I couldn’t write this week without mentioning Facebook & Co’s new digital currency — Libra. It’s not bitcoin. It’s also not Venmo. It’s more like an attempt at the internet-age US dollar.
Probably worth making a distinction — the digital currency is called Libra. And Facebook’s wallet is called Calibra.
For Libra, the backers include a pretty staggering roster of heavyweights in venture capital, tech, and the nonprofit world: Mastercard, Visa, Uber, Lyft, Spotify, eBay, PayPal, Union Square Ventures, and Andreessen Horowitz, to name a few. Be sure to read through the whitepaper on their website.
Calibra, a newly formed Facebook subsidiary whose goal is to provide financial services that will let people access and participate in the Libra network. The first product Calibra will introduce is a digital wallet for Libra. The wallet will be available in Messenger, WhatsApp and as a standalone app — and they expect to launch in 2020
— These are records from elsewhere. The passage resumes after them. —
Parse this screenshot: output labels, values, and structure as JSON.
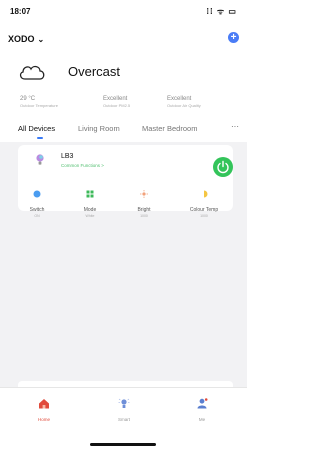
{
  "status": {
    "time": "18:07",
    "icons": "⁞⁞ ᯤ ▭"
  },
  "home": {
    "name": "XODO",
    "add": "+"
  },
  "weather": {
    "condition": "Overcast",
    "stats": [
      {
        "value": "29 °C",
        "label": "Outdoor Temperature"
      },
      {
        "value": "Excellent",
        "label": "Outdoor PM2.5"
      },
      {
        "value": "Excellent",
        "label": "Outdoor Air Quality"
      }
    ]
  },
  "tabs": [
    "All Devices",
    "Living Room",
    "Master Bedroom"
  ],
  "tabs_more": "···",
  "device": {
    "name": "LB3",
    "subtitle": "Common Functions >",
    "functions": [
      {
        "label": "Switch",
        "value": "ON",
        "color": "#4a9cf0"
      },
      {
        "label": "Mode",
        "value": "White",
        "color": "#3cb95a"
      },
      {
        "label": "Bright",
        "value": "1000",
        "color": "#f2a17a"
      },
      {
        "label": "Colour Temp",
        "value": "1000",
        "color": "#f4c542"
      }
    ]
  },
  "tabbar": [
    {
      "label": "Home",
      "icon": "home-icon"
    },
    {
      "label": "Smart",
      "icon": "smart-icon"
    },
    {
      "label": "Me",
      "icon": "me-icon"
    }
  ]
}
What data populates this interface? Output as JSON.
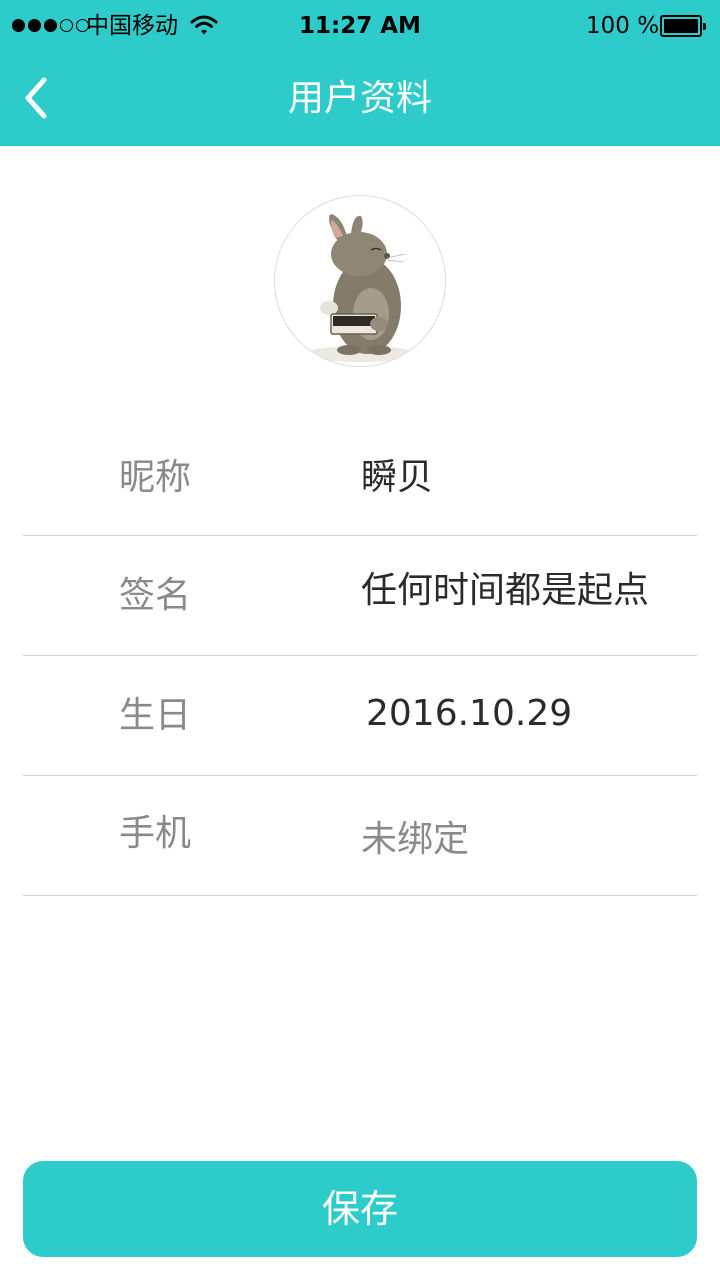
{
  "status_bar": {
    "carrier": "中国移动",
    "time": "11:27 AM",
    "battery": "100 %",
    "signal_bars": 3,
    "signal_total": 5
  },
  "header": {
    "back_icon": "chevron-left-icon",
    "title": "用户资料",
    "background_color": "#2ecbcb"
  },
  "profile": {
    "avatar_icon": "rabbit-avatar",
    "fields": [
      {
        "label": "昵称",
        "value": "瞬贝"
      },
      {
        "label": "签名",
        "value": "任何时间都是起点"
      },
      {
        "label": "生日",
        "value": "2016.10.29"
      },
      {
        "label": "手机",
        "value": "未绑定"
      }
    ]
  },
  "actions": {
    "save_label": "保存",
    "accent_color": "#2ecbcb"
  }
}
I went out on bought Calibra.fyi which I may use to publish another newsletter focused on the digital currency on the run up to its launch.
This news has already shaken regulators in Europe and lit up cryptocurrency subreddits, and will likely be the subject of months of commentary from financial analysts and the various watchdogs currently thinking about the scale of Facebook’s global power.
Slack goes public 📬
Slack got off to a promising start, with a smooth direct listing which had the company ending the week with a $19.8 billion market cap.
It’s only the second direct listing from a major tech company.
Slack evaded the traditional public offering via a direct listing, allowing its existing stockholders to begin trading their shares immediately on public markets. A direct listing cuts down on banking costs, but can also lead to higher volatility in the share price. Spotify paved the straight-to-stock-market trail last year, and if Slack’s decision proves to be successful, there is a fresh batch of unprofitable juggernauts looking to do the same (Airbnb is likely next).
Personally speaking, I enjoy using Slack but do I think it really does any good for office productivity? Perhaps if you mute certain channels, and have keyword notifications etc. Also, the API - and plugins - are useful. I typically find people find it rather distracting — “always on”, inheriting some of the etiquette of messenger apps — e.g. real time replies. Whereas with email, people dip in and out of it, and an immediate reply isn't the norm.
Coffee & chats (longer form piece)
I originally had this in the section above, but decided to move it to here — and go a little more in depth.
This week I read Brain Maker (The Power of Gut Microbes to Heal and Protect Your Brain — for Life) by David Perlmutter.
And wow, mind blown 🤯
For as long as I can remember I’ve had to deal with stomach problems — and now my medical history (and overall journey through life) are starting to make sense as to why this is the case. I had my suspicions that it had to do with gut bacteria and diet, and for the past year I’ve been taking Symprove.
The book details the complex microbiome that lives in the human gut and how it affects the brain. Rising rates of Alzheimer’s disease, mood disorders, Attention Deficit Hyperactive Disorder (ADHD), multiple sclerosis, autism, and other conditions are linked to imbalances in the thousands of microorganisms that colonise the gut, primarily bacteria.
Disruptions to this microbiome can begin at birth for children born via cesarean section because these babies do not acquire their mother’s microbiome traits from the birth canal. Instead, they pick up less beneficial bacteria from exposure to skin. Then there is the ultra-clean, antibiotic-laden, high stress lifestyle and low-fiber diet of the United States and other wealthy nations. Finally, exposure to environmental toxins also leads to disruptions to the microbiome.
That’s it folks, I hope you enjoyed this newsletter. Again, if you did — please share it with your friends! See you next Sunday 🗓